The first layer is a brick monolith: cut by entrances and windows. We used a local material – rough, brown outside, glassy red in niches – in line with local building tradition. Modernising the traditional method of burning, we reached the desired quality and durability. We provided undisturbed acoustics by hiding noisy infrastructure within 80 external brick chimneys.
We closed the rich, functional program within a simple, logical structure: the outer ring for musicians, the atrium for music lovers and inside - the hall for music – three separated, yet interdependent zones. The orchestra’s workplace is a four-storey frame with more than 400 rooms including a chamber hall, rehearsal rooms, dressing rooms, recording studios, a canteen and small hotel.

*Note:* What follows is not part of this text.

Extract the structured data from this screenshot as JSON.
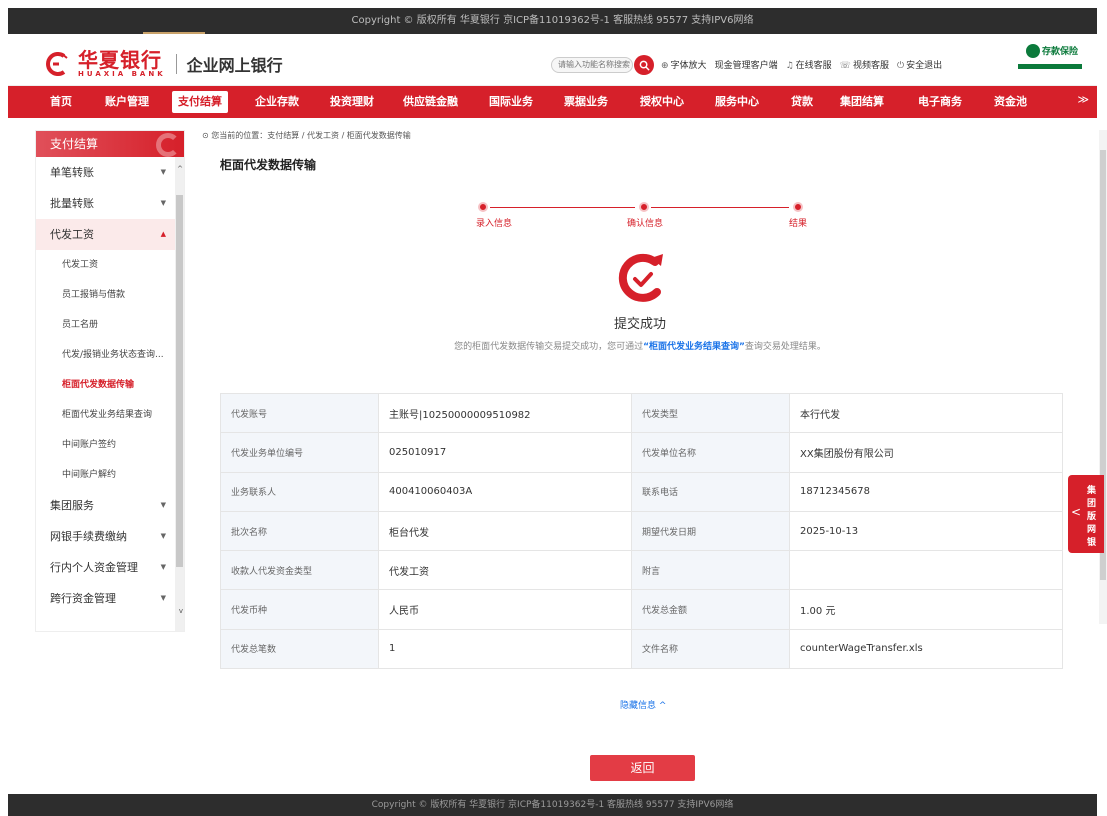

The atrium is a multi-functional public space, as a street in a city creates background for life inside, features a variety of materials, textures, colours and forms combining the interior with the exterior. The heart of the establishment is the 1800-seat great concert hall. Its majestic presence is noticeable in every part of the building as musicians and music lovers can easily circumnavigate it. Anthracite outside, the concrete block stamped by wooden formworks is reminiscent of the old wood yard and coal mined here a decade ago. The inside is like an instrument, a play of soft shapes on the ceiling, walls and balconies with the hardness of concrete and birch plywood subordinated to the two most important aspects: acoustics and atmosphere.
Tomasz Konior, architect